Records drawn from a dataset:
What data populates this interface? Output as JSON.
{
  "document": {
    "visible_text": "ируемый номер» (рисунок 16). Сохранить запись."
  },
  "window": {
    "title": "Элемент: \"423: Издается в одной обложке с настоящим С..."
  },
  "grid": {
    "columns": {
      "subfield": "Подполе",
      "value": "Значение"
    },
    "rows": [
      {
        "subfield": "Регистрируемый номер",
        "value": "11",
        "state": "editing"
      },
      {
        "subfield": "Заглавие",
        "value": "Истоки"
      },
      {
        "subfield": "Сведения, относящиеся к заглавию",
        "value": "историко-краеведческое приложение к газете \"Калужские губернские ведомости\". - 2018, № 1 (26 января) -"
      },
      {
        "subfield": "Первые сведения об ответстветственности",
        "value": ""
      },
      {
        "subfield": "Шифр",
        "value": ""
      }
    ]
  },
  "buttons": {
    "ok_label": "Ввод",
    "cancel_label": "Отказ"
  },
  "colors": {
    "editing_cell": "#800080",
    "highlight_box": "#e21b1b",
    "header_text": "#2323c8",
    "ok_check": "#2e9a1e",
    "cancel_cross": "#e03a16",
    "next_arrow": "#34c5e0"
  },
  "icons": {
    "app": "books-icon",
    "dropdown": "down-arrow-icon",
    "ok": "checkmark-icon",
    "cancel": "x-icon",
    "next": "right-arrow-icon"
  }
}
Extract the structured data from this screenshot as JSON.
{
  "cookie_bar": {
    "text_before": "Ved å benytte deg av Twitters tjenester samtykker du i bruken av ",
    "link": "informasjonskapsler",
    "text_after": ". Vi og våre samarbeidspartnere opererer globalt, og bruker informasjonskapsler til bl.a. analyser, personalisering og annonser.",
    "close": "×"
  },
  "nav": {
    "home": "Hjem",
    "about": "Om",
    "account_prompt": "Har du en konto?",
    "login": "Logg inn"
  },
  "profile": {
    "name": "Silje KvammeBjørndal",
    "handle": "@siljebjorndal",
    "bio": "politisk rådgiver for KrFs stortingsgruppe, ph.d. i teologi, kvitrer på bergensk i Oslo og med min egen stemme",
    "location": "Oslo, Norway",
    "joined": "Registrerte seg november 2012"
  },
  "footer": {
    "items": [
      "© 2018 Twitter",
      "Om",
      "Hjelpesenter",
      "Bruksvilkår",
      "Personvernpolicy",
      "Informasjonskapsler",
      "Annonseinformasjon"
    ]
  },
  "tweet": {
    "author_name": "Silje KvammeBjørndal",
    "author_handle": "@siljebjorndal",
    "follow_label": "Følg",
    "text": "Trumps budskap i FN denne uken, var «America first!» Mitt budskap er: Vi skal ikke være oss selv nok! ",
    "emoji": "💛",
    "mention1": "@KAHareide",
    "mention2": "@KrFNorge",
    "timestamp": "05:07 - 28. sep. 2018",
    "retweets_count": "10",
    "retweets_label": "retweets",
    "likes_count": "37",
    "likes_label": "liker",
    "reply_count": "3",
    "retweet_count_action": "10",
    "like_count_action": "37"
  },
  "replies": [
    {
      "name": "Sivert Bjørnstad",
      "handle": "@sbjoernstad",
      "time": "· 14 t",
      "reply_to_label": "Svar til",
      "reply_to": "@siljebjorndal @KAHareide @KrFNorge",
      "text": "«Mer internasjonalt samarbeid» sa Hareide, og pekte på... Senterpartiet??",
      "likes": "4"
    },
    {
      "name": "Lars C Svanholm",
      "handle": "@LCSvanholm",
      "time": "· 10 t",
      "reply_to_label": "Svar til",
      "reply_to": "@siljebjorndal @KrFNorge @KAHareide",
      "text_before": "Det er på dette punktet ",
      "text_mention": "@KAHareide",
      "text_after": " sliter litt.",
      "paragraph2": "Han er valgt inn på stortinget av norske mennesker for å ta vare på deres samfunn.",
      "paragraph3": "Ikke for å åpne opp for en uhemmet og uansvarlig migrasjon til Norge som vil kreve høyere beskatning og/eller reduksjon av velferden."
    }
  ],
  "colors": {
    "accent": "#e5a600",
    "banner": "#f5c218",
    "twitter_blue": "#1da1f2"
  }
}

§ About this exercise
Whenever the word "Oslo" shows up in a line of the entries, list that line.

§ Answer to this problem
    "bio": "politisk rådgiver for KrFs stortingsgruppe, ph.d. i teologi, kvitrer på bergensk i Oslo og med min egen stemme",
    "location": "Oslo, Norway",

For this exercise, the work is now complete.